---------- RECORDS FOR THIS TASK ----------
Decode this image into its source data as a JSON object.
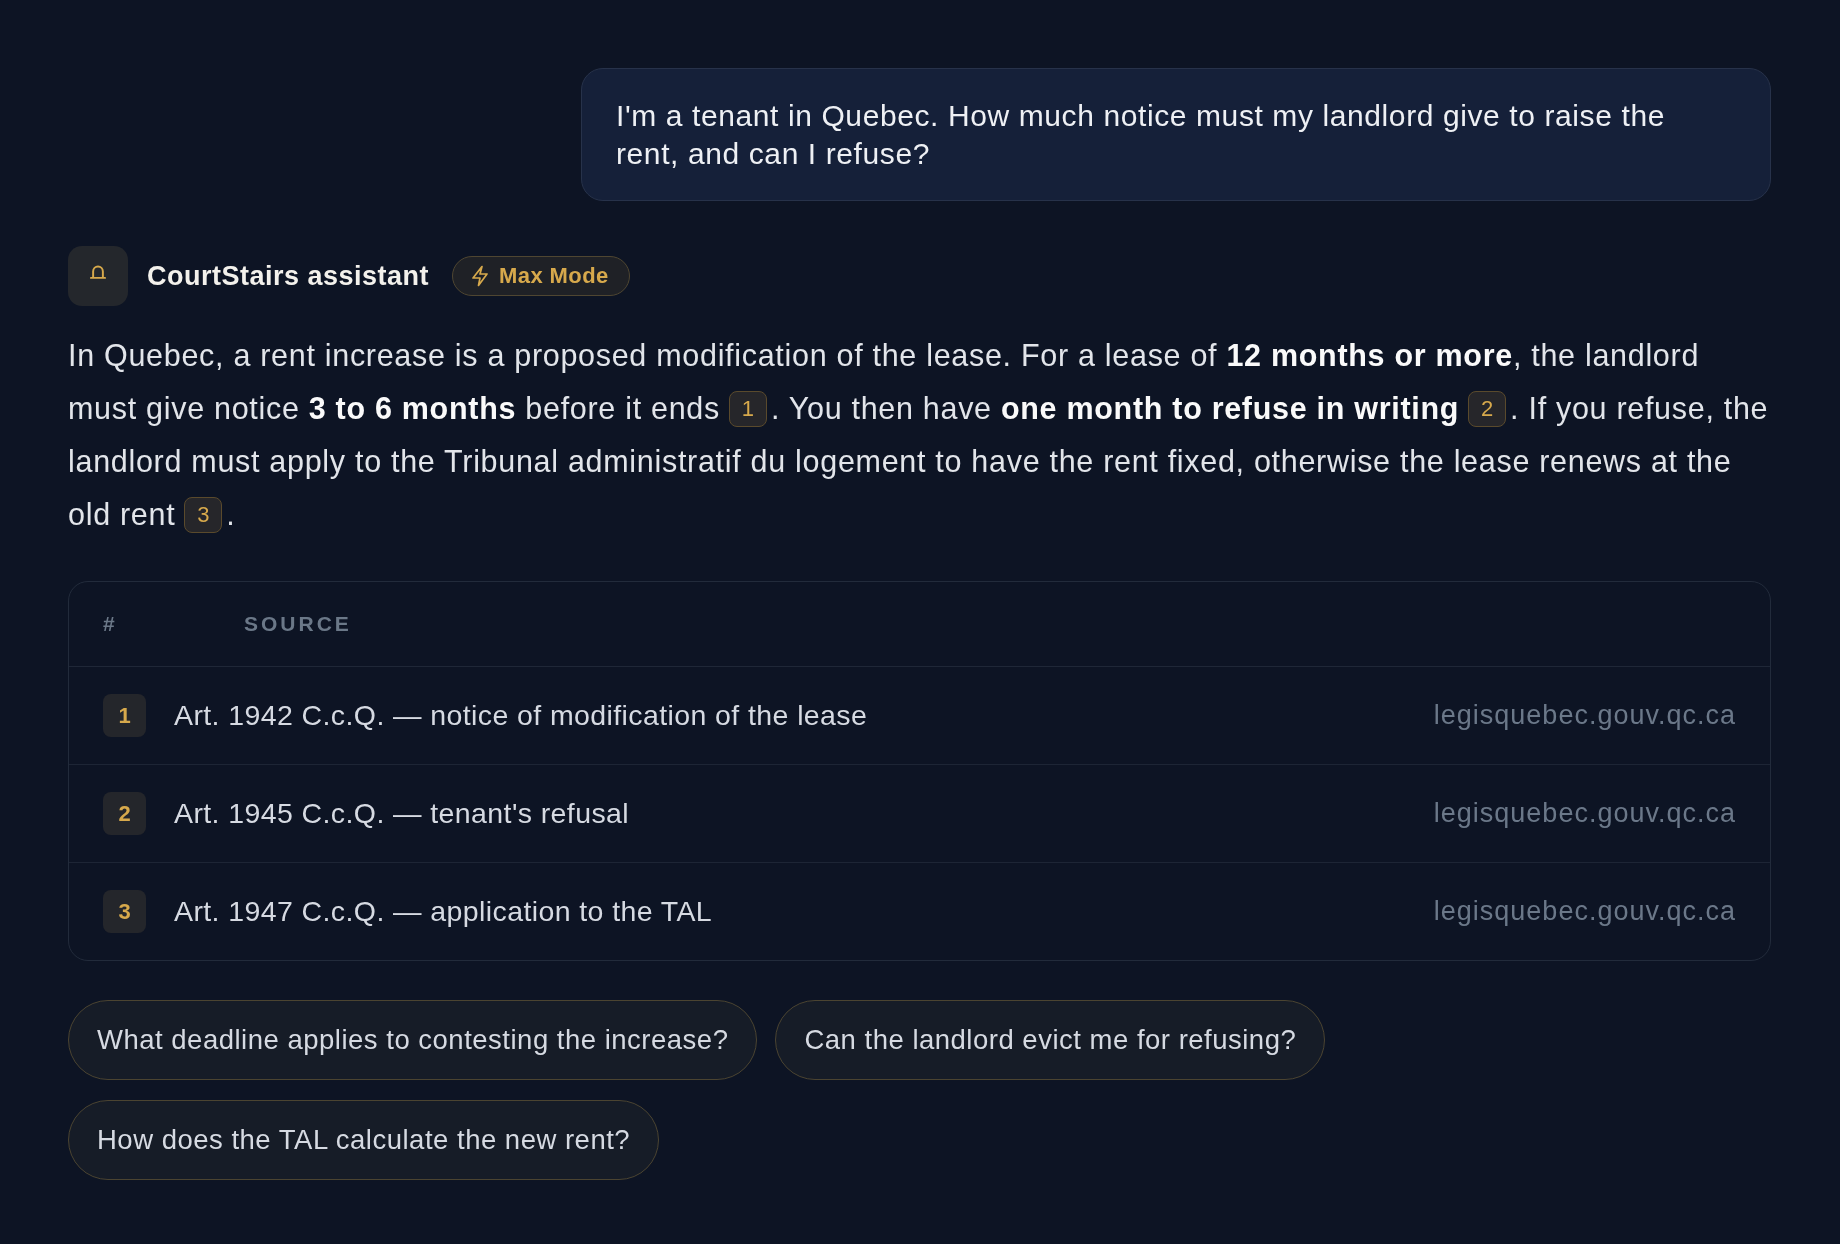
{
  "user_message": {
    "text": "I'm a tenant in Quebec. How much notice must my landlord give to raise the rent, and can I refuse?"
  },
  "assistant": {
    "name": "CourtStairs assistant",
    "mode_badge": {
      "label": "Max Mode"
    },
    "answer": [
      {
        "kind": "text",
        "text": "In Quebec, a rent increase is a proposed modification of the lease. For a lease of **12 months or more**, the landlord must give notice **3 to 6 months** before it ends"
      },
      {
        "kind": "citation",
        "label": "1"
      },
      {
        "kind": "text",
        "text": ". You then have **one month to refuse in writing**"
      },
      {
        "kind": "citation",
        "label": "2"
      },
      {
        "kind": "text",
        "text": ". If you refuse, the landlord must apply to the Tribunal administratif du logement to have the rent fixed, otherwise the lease renews at the old rent"
      },
      {
        "kind": "citation",
        "label": "3"
      },
      {
        "kind": "text",
        "text": "."
      }
    ]
  },
  "sources": {
    "columns": [
      "#",
      "SOURCE"
    ],
    "rows": [
      {
        "number": "1",
        "title": "Art. 1942 C.c.Q. — notice of modification of the lease",
        "domain": "legisquebec.gouv.qc.ca"
      },
      {
        "number": "2",
        "title": "Art. 1945 C.c.Q. — tenant's refusal",
        "domain": "legisquebec.gouv.qc.ca"
      },
      {
        "number": "3",
        "title": "Art. 1947 C.c.Q. — application to the TAL",
        "domain": "legisquebec.gouv.qc.ca"
      }
    ]
  },
  "suggestions": [
    {
      "text": "What deadline applies to contesting the increase?"
    },
    {
      "text": "Can the landlord evict me for refusing?"
    },
    {
      "text": "How does the TAL calculate the new rent?"
    }
  ]
}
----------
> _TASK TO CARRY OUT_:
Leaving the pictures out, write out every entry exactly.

> _RESULT OF THE TASK_:
Decode this image into its source data as a JSON object.
{
  "user_message": {
    "text": "I'm a tenant in Quebec. How much notice must my landlord give to raise the rent, and can I refuse?"
  },
  "assistant": {
    "name": "CourtStairs assistant",
    "mode_badge": {
      "label": "Max Mode"
    },
    "answer": [
      {
        "kind": "text",
        "text": "In Quebec, a rent increase is a proposed modification of the lease. For a lease of **12 months or more**, the landlord must give notice **3 to 6 months** before it ends"
      },
      {
        "kind": "citation",
        "label": "1"
      },
      {
        "kind": "text",
        "text": ". You then have **one month to refuse in writing**"
      },
      {
        "kind": "citation",
        "label": "2"
      },
      {
        "kind": "text",
        "text": ". If you refuse, the landlord must apply to the Tribunal administratif du logement to have the rent fixed, otherwise the lease renews at the old rent"
      },
      {
        "kind": "citation",
        "label": "3"
      },
      {
        "kind": "text",
        "text": "."
      }
    ]
  },
  "sources": {
    "columns": [
      "#",
      "SOURCE"
    ],
    "rows": [
      {
        "number": "1",
        "title": "Art. 1942 C.c.Q. — notice of modification of the lease",
        "domain": "legisquebec.gouv.qc.ca"
      },
      {
        "number": "2",
        "title": "Art. 1945 C.c.Q. — tenant's refusal",
        "domain": "legisquebec.gouv.qc.ca"
      },
      {
        "number": "3",
        "title": "Art. 1947 C.c.Q. — application to the TAL",
        "domain": "legisquebec.gouv.qc.ca"
      }
    ]
  },
  "suggestions": [
    {
      "text": "What deadline applies to contesting the increase?"
    },
    {
      "text": "Can the landlord evict me for refusing?"
    },
    {
      "text": "How does the TAL calculate the new rent?"
    }
  ]
}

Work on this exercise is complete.